We’re no longer living in the world where new developments, like airplane travel or television, take decades to reach market saturation. Today’s technology adoption cycle is blink-and-you’ll-miss-it fast, even compared to the advent of computers, mobile devices and the internet, which transformed their respective markets in just a few decades.
We are now living in the age of exponential connectivity. It’s hard to keep up with all the new devices out there that can provide connected data and, therefore, a real-time look at how buyers are making their decisions.
Expectations are running high on how marketers can take advantage of this plethora of data streams. With Internet of things devices projected to exceed the 50 billion mark by 2020, do marketers have the right business solutions to keep up?
This is a question I explored during a recent in-house event held in conjunction with the University of Pennsylvania Wharton Customer Analytics Initiative. And the answer is, yes, they do, but they must integrate artificial intelligence into existing analytics.
Analytics in the Enterprise
Before hitting fast-forward on their data efforts, companies need to assess the state of their current analytics.
A guy who knows a thing or two about technology transformation, Jeff Bezos, once said, “if you are fighting analytics, you are fighting the future.” But when you go to describe the state of analytics at most enterprises, the words that come to mind may more likely describe hindrances instead of enhancements.
During the event, I touched on these five — static, reactive, siloed, opaque and rules-based.
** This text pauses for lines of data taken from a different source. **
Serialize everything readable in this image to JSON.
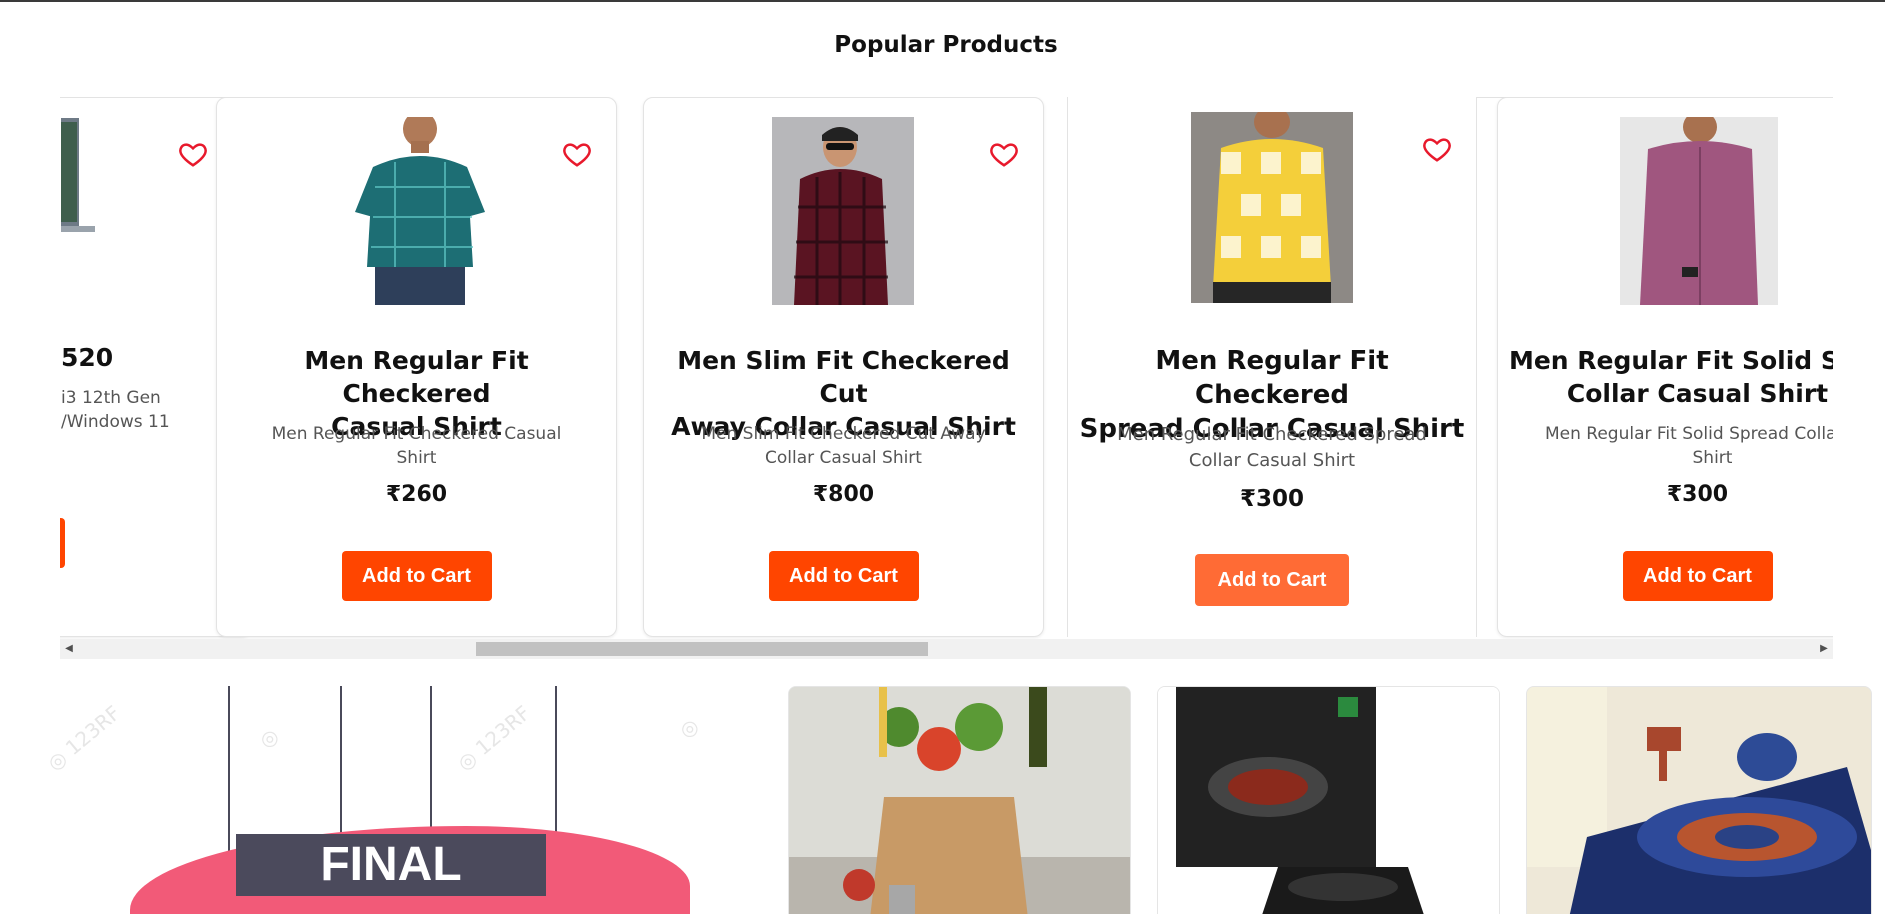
{
  "section": {
    "title": "Popular Products"
  },
  "partial_card": {
    "title_fragment": "520",
    "desc_line1": "i3 12th Gen",
    "desc_line2": "/Windows 11"
  },
  "products": [
    {
      "title": "Men Regular Fit Checkered\nCasual Shirt",
      "description": "Men Regular Fit Checkered Casual Shirt",
      "price": "₹260",
      "button": "Add to Cart",
      "shirt_color": "#1d6e74"
    },
    {
      "title": "Men Slim Fit Checkered Cut\nAway Collar Casual Shirt",
      "description": "Men Slim Fit Checkered Cut Away Collar Casual Shirt",
      "price": "₹800",
      "button": "Add to Cart",
      "shirt_color": "#5a1422"
    },
    {
      "title": "Men Regular Fit Checkered\nSpread Collar Casual Shirt",
      "description": "Men Regular Fit Checkered Spread Collar Casual Shirt",
      "price": "₹300",
      "button": "Add to Cart",
      "shirt_color": "#f4cf3a"
    },
    {
      "title": "Men Regular Fit Solid Spre\nCollar Casual Shirt",
      "description": "Men Regular Fit Solid Spread Collar Cas Shirt",
      "price": "₹300",
      "button": "Add to Cart",
      "shirt_color": "#a0567f"
    }
  ],
  "banner": {
    "text": "FINAL"
  },
  "colors": {
    "accent": "#ff4500",
    "accent_hover": "#ff6b35",
    "heart": "#e8192c"
  }
}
As data grows, different business units have different data — or different definitions of the same data — making it hard to move, share or analyze. But the data is still there, so expectations of how a company will perform based on its analysis are pegged high.
How can a company measure incremental sales in this disparate data landscape? Getting it all right in real time, to make a real impact with the buyer, is possible by using artificial intelligence as a business solution.
AI for Analytics
From housing it to gaining insights from it, AI can help businesses deliver on the promise of their data. Gartner predicts that by 2019, deep learning — AI’s self-improving grandchild — will provide best-in-class performance for demand, fraud and failure prediction. Enterprise needs to prepare for this revolution that is two short years away.
Big companies are already making significant technology investments in AI. Google, for example, used its DeepMind AI to cut the cost of its hardware energy consumption
by 15 percent. By leveraging neural networks, Google determined the most efficient way to control for 120 variables in its data centers, analyzed through a series of sensors.
This same concept could be applied on the analytics side. Currently around 80 percent of time spent with data is used up simply manipulating the data. But if AI were leveraged for the analytics itself, companies could spin up the next generation of data analysis — self-service analytics. Instead of feeling deflated by these siloed business intelligence tools, self-service analytics will enable more business users to get marketing information from their data, exactly when they need it. This move will allow enterprise to focus on their buyer in real time and deliver on their business’ value.
Bring it In
Users are demanding analytic innovation. Instead of letting it happen outside your company, bring it internal, so your marketers can meet the high demands placed on them. Adopting AI creates a flexible strategy that can address both accelerating technology and the increasingly personalized needs of your buyers.
How does AI help deliver a better customer experience? Learn more here